Canada-Taiwan Conference is held every one or two years, alternatively in Canada and Taiwan. The 9th Canada-Taiwan Conference in Higher Education was held in Carleton University in May 2010. It was a unique opportunity for academics and policy makers from both countries to meet and exchange their visions. This year, the main theme of the conference is environmental science and cultural industry in higher education, as well as cooperation in higher education. I believe this conference will contribute significantly to deepening the development of our academic relations.


Higher educational exchange between Taiwan and Canada is an important part of the interactions between our two countries. In recent years, the long-term study of Taiwanese in Canada has contributed more than 100 million Taiwanese dollars per year to the Canadian economy. This makes Taiwan the 10th largest export market for Canadian education services. In addition to long-term studies, each year more than one thousand Taiwanese teenagers visit Canada through the International Experience Canada (IEC) program.


Similarly, the number of Canadian students studying at Taiwan’s Mandarin Chinese Language Centers was 532 and 101 Canadian students was under exchange programs with Taiwan’s universities in 2011. Moreover, there are 111 Canadian students pursuing their degree in Taiwan. We are confident that, with more and more interactions between us, there will be increasing number of Canadian students coming to study in Taiwan. This is the best way to improve mutual understanding.
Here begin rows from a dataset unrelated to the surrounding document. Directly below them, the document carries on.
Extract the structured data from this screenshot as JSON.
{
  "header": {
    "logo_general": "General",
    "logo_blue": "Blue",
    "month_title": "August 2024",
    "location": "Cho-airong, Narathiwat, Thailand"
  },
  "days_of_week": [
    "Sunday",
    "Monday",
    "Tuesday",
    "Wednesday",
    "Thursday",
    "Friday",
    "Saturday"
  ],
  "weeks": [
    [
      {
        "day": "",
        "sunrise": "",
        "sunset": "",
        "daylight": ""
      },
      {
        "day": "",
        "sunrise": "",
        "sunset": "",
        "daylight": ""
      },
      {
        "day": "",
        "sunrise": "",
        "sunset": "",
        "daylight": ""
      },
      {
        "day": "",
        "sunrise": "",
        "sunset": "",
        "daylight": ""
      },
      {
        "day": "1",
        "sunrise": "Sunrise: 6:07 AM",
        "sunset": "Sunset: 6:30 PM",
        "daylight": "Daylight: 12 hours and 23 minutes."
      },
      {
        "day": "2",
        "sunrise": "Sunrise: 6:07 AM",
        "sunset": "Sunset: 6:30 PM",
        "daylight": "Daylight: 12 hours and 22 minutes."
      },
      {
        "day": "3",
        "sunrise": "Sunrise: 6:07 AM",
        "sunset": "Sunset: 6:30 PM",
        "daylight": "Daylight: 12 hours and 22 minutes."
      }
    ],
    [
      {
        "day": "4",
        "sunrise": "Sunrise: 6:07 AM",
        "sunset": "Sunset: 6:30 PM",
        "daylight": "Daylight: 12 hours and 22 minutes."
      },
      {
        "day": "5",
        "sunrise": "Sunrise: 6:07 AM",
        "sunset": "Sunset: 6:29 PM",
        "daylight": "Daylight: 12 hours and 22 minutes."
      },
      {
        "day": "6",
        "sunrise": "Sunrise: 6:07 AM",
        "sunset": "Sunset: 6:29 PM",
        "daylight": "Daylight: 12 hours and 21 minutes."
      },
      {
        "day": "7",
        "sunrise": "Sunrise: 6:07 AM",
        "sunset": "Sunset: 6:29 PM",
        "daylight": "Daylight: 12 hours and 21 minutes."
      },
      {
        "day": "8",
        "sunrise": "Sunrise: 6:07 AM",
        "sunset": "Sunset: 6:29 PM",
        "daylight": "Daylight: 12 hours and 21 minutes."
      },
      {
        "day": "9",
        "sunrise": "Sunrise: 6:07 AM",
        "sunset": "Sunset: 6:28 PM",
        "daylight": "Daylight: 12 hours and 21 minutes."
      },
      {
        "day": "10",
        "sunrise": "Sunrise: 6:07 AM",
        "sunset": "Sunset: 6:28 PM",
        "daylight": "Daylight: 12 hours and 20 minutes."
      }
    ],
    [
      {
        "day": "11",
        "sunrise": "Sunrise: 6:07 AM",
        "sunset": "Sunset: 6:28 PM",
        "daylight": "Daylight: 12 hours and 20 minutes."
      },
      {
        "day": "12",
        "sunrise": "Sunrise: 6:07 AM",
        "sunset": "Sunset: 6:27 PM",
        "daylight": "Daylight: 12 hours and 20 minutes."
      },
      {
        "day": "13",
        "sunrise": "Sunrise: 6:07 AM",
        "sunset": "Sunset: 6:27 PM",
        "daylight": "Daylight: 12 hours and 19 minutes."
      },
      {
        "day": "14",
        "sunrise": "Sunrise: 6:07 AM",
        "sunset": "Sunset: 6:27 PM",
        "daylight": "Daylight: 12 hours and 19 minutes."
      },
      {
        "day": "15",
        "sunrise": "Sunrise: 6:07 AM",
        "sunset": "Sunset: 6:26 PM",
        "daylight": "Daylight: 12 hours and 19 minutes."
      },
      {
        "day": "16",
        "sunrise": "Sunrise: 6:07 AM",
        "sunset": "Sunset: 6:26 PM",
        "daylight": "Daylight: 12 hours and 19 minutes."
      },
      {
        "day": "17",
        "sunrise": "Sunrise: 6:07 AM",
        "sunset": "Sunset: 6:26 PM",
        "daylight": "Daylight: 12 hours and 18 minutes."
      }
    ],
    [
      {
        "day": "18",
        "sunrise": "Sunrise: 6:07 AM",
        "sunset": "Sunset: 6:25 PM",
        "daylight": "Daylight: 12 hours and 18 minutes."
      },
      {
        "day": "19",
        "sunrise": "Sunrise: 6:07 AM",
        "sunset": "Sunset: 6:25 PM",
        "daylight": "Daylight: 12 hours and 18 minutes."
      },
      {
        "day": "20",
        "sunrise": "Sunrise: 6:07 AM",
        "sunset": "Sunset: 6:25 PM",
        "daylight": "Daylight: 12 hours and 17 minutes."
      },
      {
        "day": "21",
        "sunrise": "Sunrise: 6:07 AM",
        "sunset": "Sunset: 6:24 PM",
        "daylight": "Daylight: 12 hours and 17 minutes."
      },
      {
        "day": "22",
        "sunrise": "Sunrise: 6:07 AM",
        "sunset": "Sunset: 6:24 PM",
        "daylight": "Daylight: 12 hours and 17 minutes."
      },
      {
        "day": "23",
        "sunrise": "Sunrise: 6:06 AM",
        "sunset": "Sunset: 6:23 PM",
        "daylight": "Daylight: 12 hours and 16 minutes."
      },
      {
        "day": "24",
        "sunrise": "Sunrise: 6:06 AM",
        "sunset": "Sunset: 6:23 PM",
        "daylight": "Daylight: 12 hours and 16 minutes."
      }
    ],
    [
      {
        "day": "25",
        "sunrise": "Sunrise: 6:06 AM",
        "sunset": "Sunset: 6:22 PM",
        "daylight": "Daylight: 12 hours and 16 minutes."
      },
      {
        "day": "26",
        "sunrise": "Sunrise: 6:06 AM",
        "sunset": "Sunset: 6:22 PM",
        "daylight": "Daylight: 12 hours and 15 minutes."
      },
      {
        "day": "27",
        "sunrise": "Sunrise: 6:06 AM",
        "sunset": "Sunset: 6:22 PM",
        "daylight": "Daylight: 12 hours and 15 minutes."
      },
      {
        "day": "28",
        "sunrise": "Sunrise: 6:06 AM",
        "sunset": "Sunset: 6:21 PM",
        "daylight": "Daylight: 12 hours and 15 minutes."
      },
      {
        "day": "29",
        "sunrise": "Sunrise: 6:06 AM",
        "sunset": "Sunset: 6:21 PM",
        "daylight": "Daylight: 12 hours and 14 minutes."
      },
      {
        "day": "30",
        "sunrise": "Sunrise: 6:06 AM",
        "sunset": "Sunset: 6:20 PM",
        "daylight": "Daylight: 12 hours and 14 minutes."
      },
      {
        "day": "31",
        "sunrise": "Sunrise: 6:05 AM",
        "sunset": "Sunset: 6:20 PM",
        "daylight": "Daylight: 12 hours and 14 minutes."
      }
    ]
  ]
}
Our government is committed to increasing incentives to encourage more Canadian students to study in Taiwan.  Also, I hope, and I believe that, with this conference, the cooperative relationship between Taiwan and Canada in high education and research will be enriched.


In closing, I’d like to express my deepest appreciation for your support and interest. First of all, I would like to extend my appreciation to those who will deliver speeches and share their experience with us and to the National Central University and the Foundation for International Cooperation in Higher Education of Taiwan for organizing and hosting this event. For our Canadian guests, Taiwan is a place full of opportunity and interesting possibility. I hope you will find a chance catch a glimpse of this dynamic society during your stay. I also want to wish you a very inspiring conference. Thank you.